In a year of trying to “shake up” the talk show game, Chelsea manages to succeed where others have failed. And by “others” I know that you know that I’m talking about Kocktails with Khloe. Now, don’t get me wrong—I would take a bullet for Khloe Kardashian in a way that I would never for Chelsea Handler—but Kocktails felt like a total money-funded passion project, aimed at giving a new network star quality and a ratings boost.
In a similar way, Chelsea feels a little indulgent, and is the first step Netflix is taking at live-streaming rather than binge-worthy season drops. But Chelsea is smart and funny and not talking itself too seriously, whereas Kocktails always felt like it was a little too aware of the cameras.
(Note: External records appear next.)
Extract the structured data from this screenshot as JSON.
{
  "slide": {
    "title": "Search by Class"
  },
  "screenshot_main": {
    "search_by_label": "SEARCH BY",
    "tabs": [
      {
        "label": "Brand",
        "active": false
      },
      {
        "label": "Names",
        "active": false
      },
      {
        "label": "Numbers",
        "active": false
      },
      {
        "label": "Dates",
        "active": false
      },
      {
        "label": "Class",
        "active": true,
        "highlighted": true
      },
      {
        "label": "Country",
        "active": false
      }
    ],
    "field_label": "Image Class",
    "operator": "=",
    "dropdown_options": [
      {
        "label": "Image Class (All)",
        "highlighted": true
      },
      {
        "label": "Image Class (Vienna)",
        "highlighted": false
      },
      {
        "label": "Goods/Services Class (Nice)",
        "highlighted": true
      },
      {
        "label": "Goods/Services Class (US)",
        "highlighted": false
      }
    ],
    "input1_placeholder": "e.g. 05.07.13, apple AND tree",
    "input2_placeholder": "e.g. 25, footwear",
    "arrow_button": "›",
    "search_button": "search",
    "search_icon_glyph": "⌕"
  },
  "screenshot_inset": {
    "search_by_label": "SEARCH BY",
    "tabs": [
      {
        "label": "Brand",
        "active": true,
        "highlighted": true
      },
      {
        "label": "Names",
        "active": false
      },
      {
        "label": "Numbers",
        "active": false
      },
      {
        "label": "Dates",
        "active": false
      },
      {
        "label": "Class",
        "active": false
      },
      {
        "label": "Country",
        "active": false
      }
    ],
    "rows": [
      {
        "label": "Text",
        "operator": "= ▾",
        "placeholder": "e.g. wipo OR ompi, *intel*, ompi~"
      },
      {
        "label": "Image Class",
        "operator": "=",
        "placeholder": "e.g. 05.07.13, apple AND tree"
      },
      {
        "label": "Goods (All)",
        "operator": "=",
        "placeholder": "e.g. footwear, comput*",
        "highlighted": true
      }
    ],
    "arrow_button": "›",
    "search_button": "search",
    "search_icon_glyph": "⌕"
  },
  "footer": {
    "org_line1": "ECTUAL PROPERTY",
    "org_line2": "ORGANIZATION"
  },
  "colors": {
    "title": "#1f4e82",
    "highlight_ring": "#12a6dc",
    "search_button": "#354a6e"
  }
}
In the first episode, Chelsea does—but doesn’t—do a monologue, and sits behind a—very fancy, black—desk, turning it into a “meta, breaking the fourth wall” version of every late night talk show. And it feels almost on purpose—like Chelsea knows that she’s going to get compared to everyone else, so why not beat them to the punch?
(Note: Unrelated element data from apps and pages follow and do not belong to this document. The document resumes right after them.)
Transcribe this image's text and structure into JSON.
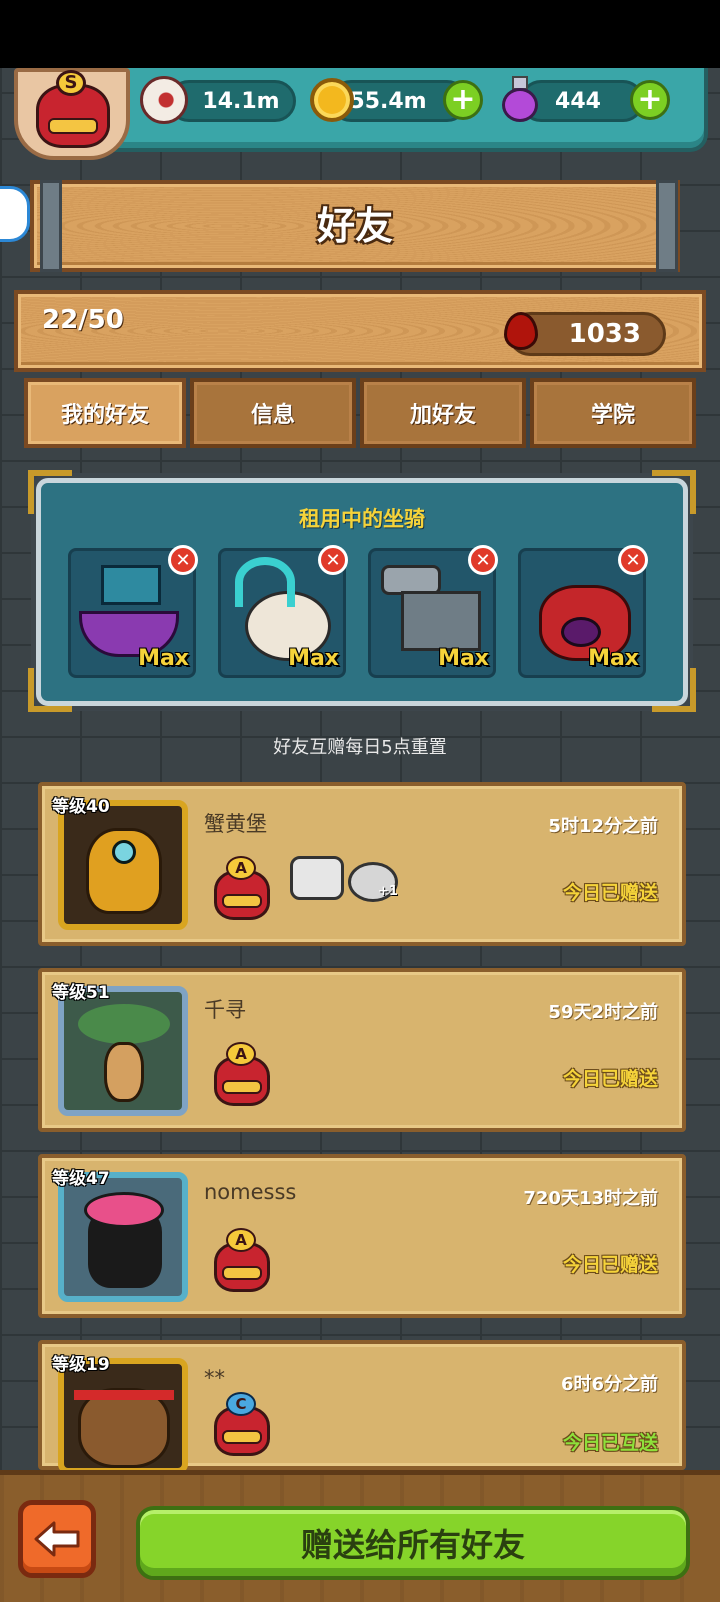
{
  "resources": {
    "eyeball": {
      "icon": "eyeball-icon",
      "value": "14.1m"
    },
    "coins": {
      "icon": "coin-icon",
      "value": "55.4m"
    },
    "potion": {
      "icon": "potion-icon",
      "value": "444"
    }
  },
  "player_rank": "S",
  "title": "好友",
  "friend_count": "22/50",
  "blood_points": "1033",
  "tabs": [
    {
      "label": "我的好友",
      "active": true
    },
    {
      "label": "信息",
      "active": false
    },
    {
      "label": "加好友",
      "active": false
    },
    {
      "label": "学院",
      "active": false
    }
  ],
  "rented_mounts": {
    "title": "租用中的坐骑",
    "items": [
      {
        "name": "viking-ship-mount",
        "level_label": "Max"
      },
      {
        "name": "octopus-snail-mount",
        "level_label": "Max"
      },
      {
        "name": "cannon-tank-mount",
        "level_label": "Max"
      },
      {
        "name": "red-demon-mount",
        "level_label": "Max"
      }
    ]
  },
  "reset_note": "好友互赠每日5点重置",
  "friends": [
    {
      "level": "等级40",
      "name": "蟹黄堡",
      "last_seen": "5时12分之前",
      "rank": "A",
      "status": "今日已赠送",
      "mutual": false,
      "extra_badge": "+1",
      "frame_color": "#d9a520",
      "bg": "#3a2a1a"
    },
    {
      "level": "等级51",
      "name": "千寻",
      "last_seen": "59天2时之前",
      "rank": "A",
      "status": "今日已赠送",
      "mutual": false,
      "extra_badge": "",
      "frame_color": "#7fa3c4",
      "bg": "#3d5a4a"
    },
    {
      "level": "等级47",
      "name": "nomesss",
      "last_seen": "720天13时之前",
      "rank": "A",
      "status": "今日已赠送",
      "mutual": false,
      "extra_badge": "",
      "frame_color": "#57b0c9",
      "bg": "#4a6a7a"
    },
    {
      "level": "等级19",
      "name": "**",
      "last_seen": "6时6分之前",
      "rank": "C",
      "status": "今日已互送",
      "mutual": true,
      "extra_badge": "",
      "frame_color": "#d9a520",
      "bg": "#3a2a1a"
    }
  ],
  "bottom": {
    "back_icon": "arrow-left-icon",
    "gift_all_label": "赠送给所有好友"
  }
}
Some of the show was a little weird—the “Netflix University” faux-commercial was boring and didn’t feel cohesive—but Chelsea had some fucking impressive guests. Her first guest was the U.S. Secretary of Education, John King. At first, when he was testing her on basic education, it felt a little like “This is about you but it’s really about me,” but after that, the interview is actually interesting. They talk about the need for education, personal mentors, and other cool stuff. After that, Chelsea brought out Pitbull, who spent twenty minutes trying to chase down Chelsea’s dog Chunk, who was loitering in the background like a beautiful teddy bear. Pitbull is starting a charter school in Miami—Slam Academy—and continued on the theme of “teacher mentors.”
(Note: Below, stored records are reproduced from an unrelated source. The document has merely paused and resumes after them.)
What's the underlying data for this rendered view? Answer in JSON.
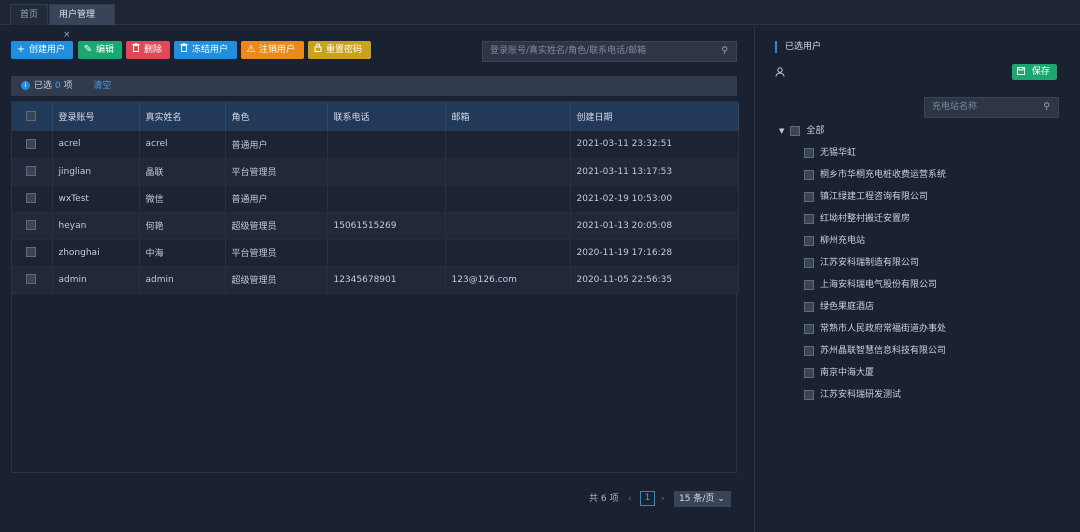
{
  "tabs": [
    {
      "label": "首页"
    },
    {
      "label": "用户管理",
      "close": "×"
    }
  ],
  "toolbar": {
    "create": "创建用户",
    "edit": "编辑",
    "delete": "删除",
    "freeze": "冻结用户",
    "cancel": "注销用户",
    "reset": "重置密码"
  },
  "search": {
    "placeholder": "登录账号/真实姓名/角色/联系电话/邮箱"
  },
  "selection": {
    "prefix": "已选",
    "count": "0",
    "suffix": "项",
    "clear": "清空"
  },
  "table": {
    "columns": [
      "登录账号",
      "真实姓名",
      "角色",
      "联系电话",
      "邮箱",
      "创建日期"
    ],
    "rows": [
      {
        "account": "acrel",
        "name": "acrel",
        "role": "普通用户",
        "phone": "",
        "email": "",
        "created": "2021-03-11 23:32:51"
      },
      {
        "account": "jinglian",
        "name": "晶联",
        "role": "平台管理员",
        "phone": "",
        "email": "",
        "created": "2021-03-11 13:17:53"
      },
      {
        "account": "wxTest",
        "name": "微信",
        "role": "普通用户",
        "phone": "",
        "email": "",
        "created": "2021-02-19 10:53:00"
      },
      {
        "account": "heyan",
        "name": "何艳",
        "role": "超级管理员",
        "phone": "15061515269",
        "email": "",
        "created": "2021-01-13 20:05:08"
      },
      {
        "account": "zhonghai",
        "name": "中海",
        "role": "平台管理员",
        "phone": "",
        "email": "",
        "created": "2020-11-19 17:16:28"
      },
      {
        "account": "admin",
        "name": "admin",
        "role": "超级管理员",
        "phone": "12345678901",
        "email": "123@126.com",
        "created": "2020-11-05 22:56:35"
      }
    ]
  },
  "pager": {
    "total": "共 6 项",
    "page": "1",
    "size": "15 条/页"
  },
  "right_panel": {
    "title": "已选用户",
    "save": "保存",
    "search_placeholder": "充电站名称",
    "root": "全部",
    "stations": [
      "无锡华虹",
      "桐乡市华桐充电桩收费运营系统",
      "镇江绿建工程咨询有限公司",
      "红坳村整村搬迁安置房",
      "柳州充电站",
      "江苏安科瑞制造有限公司",
      "上海安科瑞电气股份有限公司",
      "绿色果庭酒店",
      "常熟市人民政府常福街道办事处",
      "苏州晶联智慧信息科技有限公司",
      "南京中海大厦",
      "江苏安科瑞研发测试"
    ]
  },
  "colors": {
    "primary": "#1f8fe0",
    "success": "#1ba870",
    "danger": "#e04a58",
    "warning": "#e98a1c",
    "gold": "#c9a41a"
  }
}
I think this could really be Chelsea’s strong suit. Since it’s a three-times-a-week digital stream, rather than doing “trending topics” like Lately, Chelsea could do much better by connecting pop culture to a larger episodic theme, similar to each documentary of Chelsea Does. Like, who the fuck would’ve known that Pitbull would’ve started a charter school? And also how he got his nickname “Mr. Worldwide?” It’s cool.
Side bar: they did that thing I hate, which is having the first guest sit in on the second guest’s interview. You had the U.S. Secretary of Education watching Pitbull try to be BFFs with a dog. It always seems so awkward, like when Bill O’Reilly had to stay while Jimmy Fallon interviewed Lorde, and I was like, “Who tf is Bill O’Reilly?” and my mom was like, “Who tfudge is Lorde?”
After Pitbull went back to his kennel—someone stop me, please—Chelsea brought out Drew Barrymore. She began by talking about how she, like Chelsea, didn’t really receive an education, but how that drives her. She read the dictionary as a kid, which is the ultimate nerd-out. The conversation veers towards Drew’s divorce, which was surprisingly honest and raw and real—a testament to the intimacy of the stream—and then how she wants to be a cheerleader for women by discussing divorce, and raise her daughters to be awesome women. The interview felt fun and fresh, unlike when talk shows bring on guests who are forced to hawk their latest project.
In one episode, Chelsea made me do what Kocktails couldn’t accomplish in twelve—make me want to keep watching. I want to see what the next topic is, and who she brings on. I want to see what this turns into.
Keep on, keeping on Chelsea.